Synopses & Reviews
Both homespun and sophisticated, this book of poems and family memories carries a bite: the author is an Oklahoma woman with a history of hard traveling and a feminist intellectual with a formidable critical vocabulary. She writes in a language of solidarity, affirmation, and love. The story of the daughter who left home, traveled the country, and returned to do her family proud is still worth telling: add to that the heartbreak, lustiness, traditional wisdom, Okie determination, and Indian legacy of these poems and you have quite a bundle. The historic family photographs are breathtaking in their own right: beyond any job of archaeology, they speak the world they portray.
The prodigal daughter writes of her travels and return and shares unique photos of her kin.
About the Author
Jeanetta Calhoun Mish is a native Oklahoman who returned home after twenty years to complete her PhD in American Literature and grow good tomatoes.

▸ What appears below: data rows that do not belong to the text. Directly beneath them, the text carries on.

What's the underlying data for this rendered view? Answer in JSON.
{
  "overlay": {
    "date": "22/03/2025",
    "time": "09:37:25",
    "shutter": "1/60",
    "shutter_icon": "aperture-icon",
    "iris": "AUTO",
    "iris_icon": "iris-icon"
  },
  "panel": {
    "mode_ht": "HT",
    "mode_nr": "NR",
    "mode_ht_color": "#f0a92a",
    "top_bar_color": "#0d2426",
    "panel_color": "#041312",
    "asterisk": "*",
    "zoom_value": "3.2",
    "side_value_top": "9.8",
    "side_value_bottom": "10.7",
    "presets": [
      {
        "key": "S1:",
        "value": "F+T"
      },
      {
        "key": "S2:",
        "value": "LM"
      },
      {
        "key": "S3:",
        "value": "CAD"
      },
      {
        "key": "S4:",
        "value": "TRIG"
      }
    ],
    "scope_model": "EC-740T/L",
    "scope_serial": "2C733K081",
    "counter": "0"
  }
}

Her prize-winning chapbook Tongue Tied Woman appeared in 2002, and she has published recently in poetry magazines and anthologies as well as LABOR: Studies in Working Class History of the Americas.